Documentation of LSDBs as an aid to research and clinical care began, and a listing was posted on the HUGO/MDI website (now the HGVS website; in early 1998 containing 209 databases; this listing was later published17. The listing has grown over the years, making it increasingly difficult to maintain; thus, a new database of LSDBs was created as a relational database on a MySQL database platform ( to make curation of these sites easier. In January 2006, a program was initiated to update and add unlisted LSDBs. Dead links were investigated, and curators were contacted to create new links. This process led to the permanent deletion of four LSDBs and the addition of 176 more LSDBs from various sources, 75 of which were from the Retina International Scientific Newsletter Mutation Databases (see below) and 72 from the IMT Bioinformatic Groups Mutation Databases (see below). The latter two sets could perhaps be called aggregated databases.
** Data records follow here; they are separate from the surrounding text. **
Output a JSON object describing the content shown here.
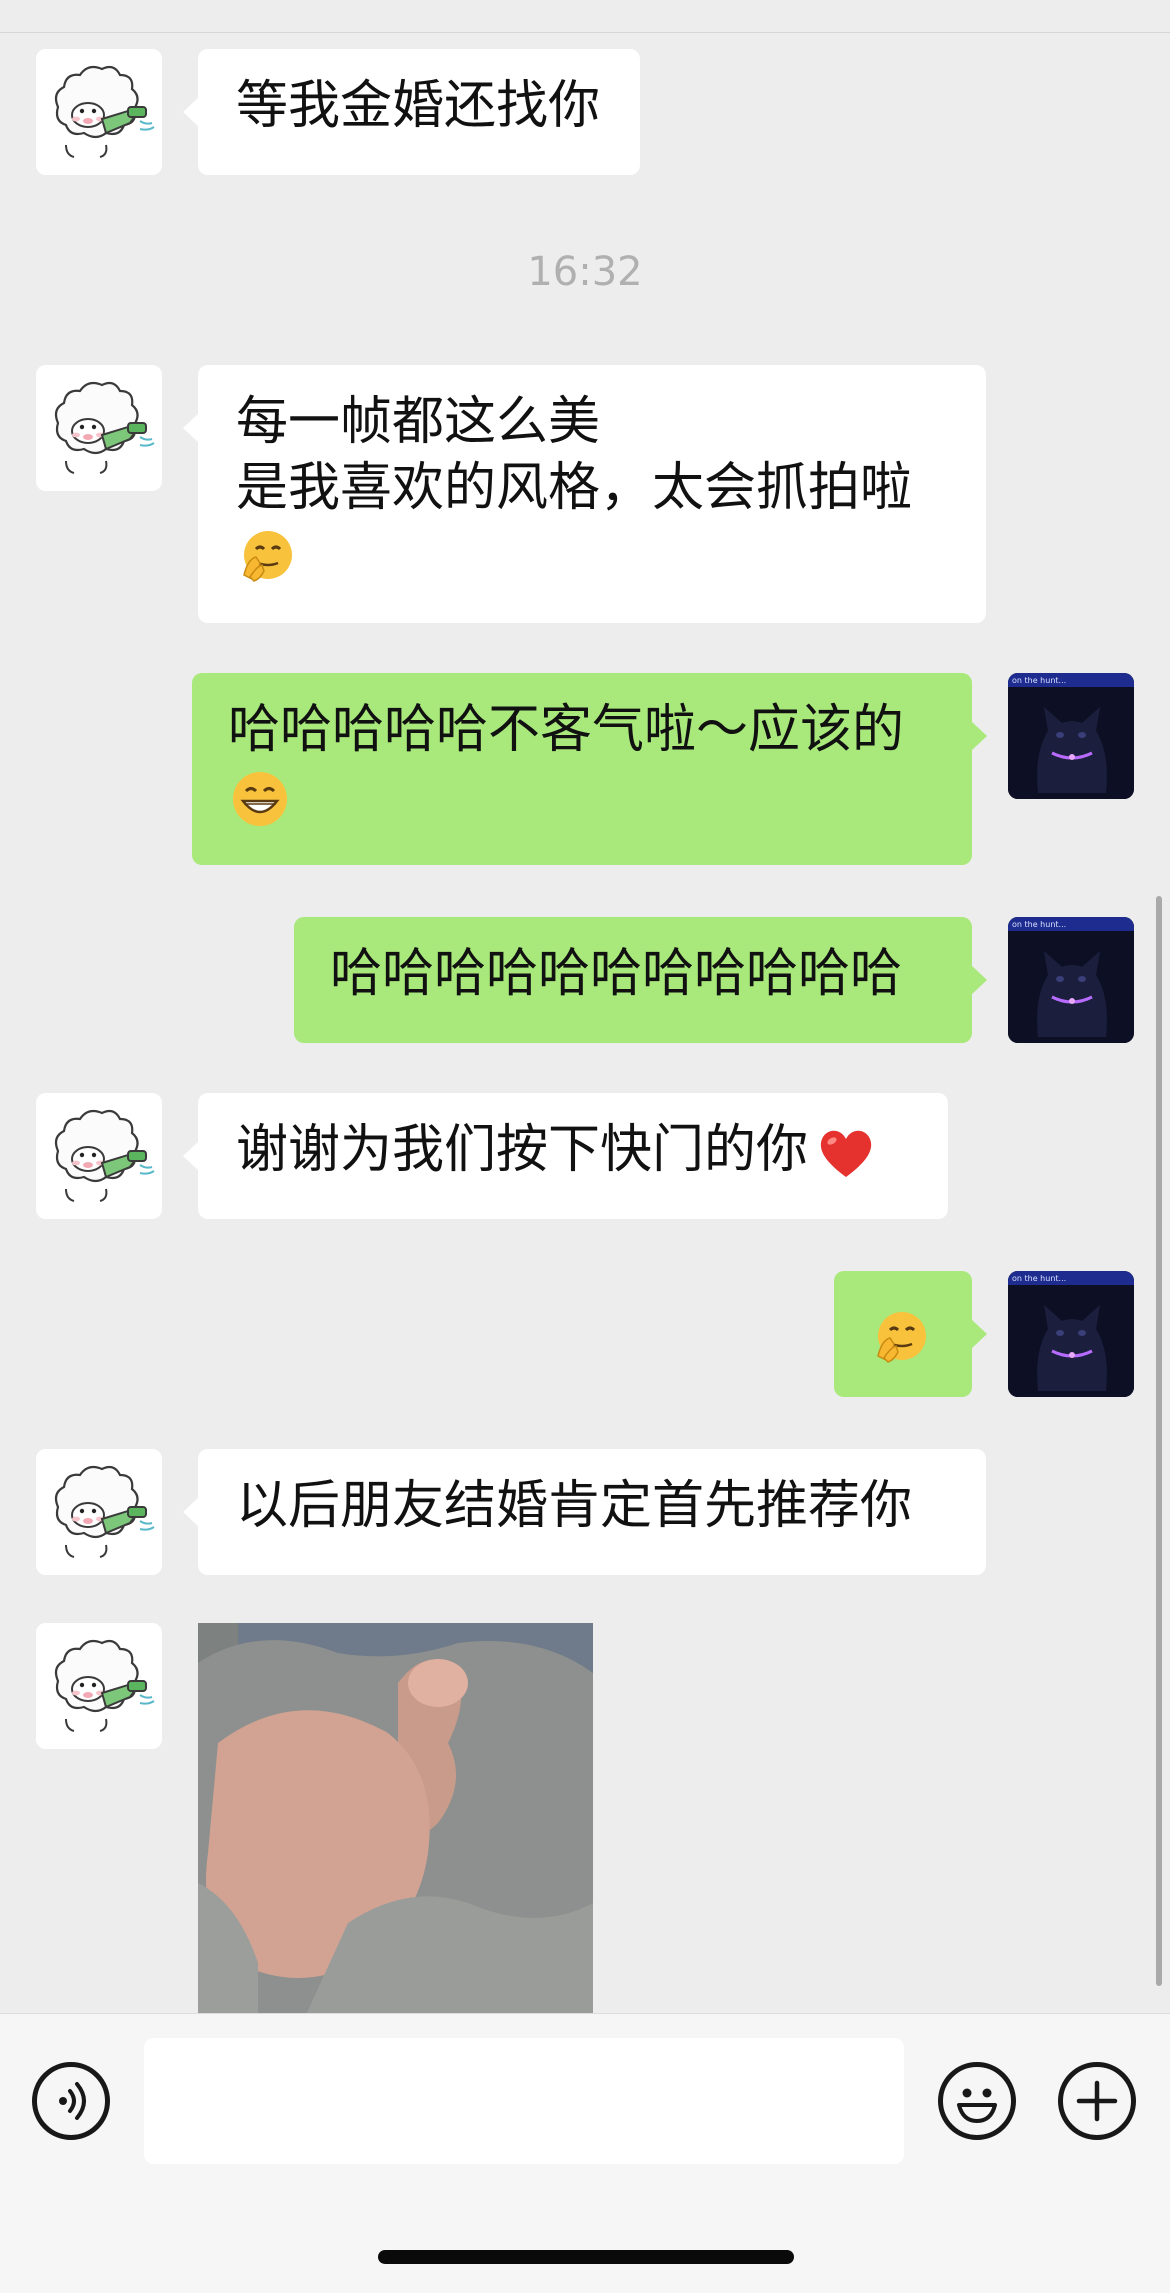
{
  "chat": {
    "timestamp": "16:32",
    "messages": [
      {
        "from": "contact",
        "lines": [
          "等我金婚还找你"
        ]
      },
      {
        "from": "contact",
        "lines": [
          "每一帧都这么美",
          "是我喜欢的风格，太会抓拍啦"
        ],
        "emoji": "shush-face-emoji"
      },
      {
        "from": "me",
        "lines": [
          "哈哈哈哈哈不客气啦～应该的"
        ],
        "emoji": "grin-emoji"
      },
      {
        "from": "me",
        "lines": [
          "哈哈哈哈哈哈哈哈哈哈哈"
        ]
      },
      {
        "from": "contact",
        "lines": [
          "谢谢为我们按下快门的你"
        ],
        "emoji": "red-heart-emoji"
      },
      {
        "from": "me",
        "lines": [],
        "emoji": "shush-face-emoji"
      },
      {
        "from": "contact",
        "lines": [
          "以后朋友结婚肯定首先推荐你"
        ]
      },
      {
        "from": "contact",
        "image": "thumbs-up-photo"
      }
    ],
    "my_avatar_caption": "on the hunt...",
    "colors": {
      "incoming": "#ffffff",
      "outgoing": "#a9e97b",
      "background": "#ededed"
    }
  },
  "inputbar": {
    "voice_icon": "voice-icon",
    "emoji_icon": "emoji-icon",
    "add_icon": "add-icon",
    "message_value": ""
  }
}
With Retina International, it appears that the databases are derived directly from the literature. The latest listing (9 March 2007) now includes 672 LSDBs and is likely to grow ( This number represents 32% of genes in which at least one mutation has been reported (according to the Human Gene Mutation Database (HGMD); 2,056 genes, as of 9 March 2007).

Beyond the information displayed on the HGVS website, the LSDB database includes gene-specific links to outside databases to aid in curation (EMBL's Ensembl (, the HUGO Gene Nomenclature Committee's gene nomenclature database ( and NCBI's Entrez Gene (

LSDBs are important because (i) curation by experts on the genes under consideration is hugely superior to that which can be given by experts on databases that collect mutations on all genes, such as OMIM18 and HGMD19, and (ii) curators are generally able to collect unpublished mutations from their laboratories, collaborators and abstracts, and unpublished mutations can represent as much as 50% of the total20.

These LSDBs are extremely useful—indeed, vital—to research and proper healthcare, but there is usually little or no funding for this activity. This has led to a number of databases not being updated recently or even being withdrawn. A mechanism clearly needs to be found to prevent this loss of data and data collection.

If there are any LSDBs in existence that do not appear on the list, the authors would be pleased to hear of them.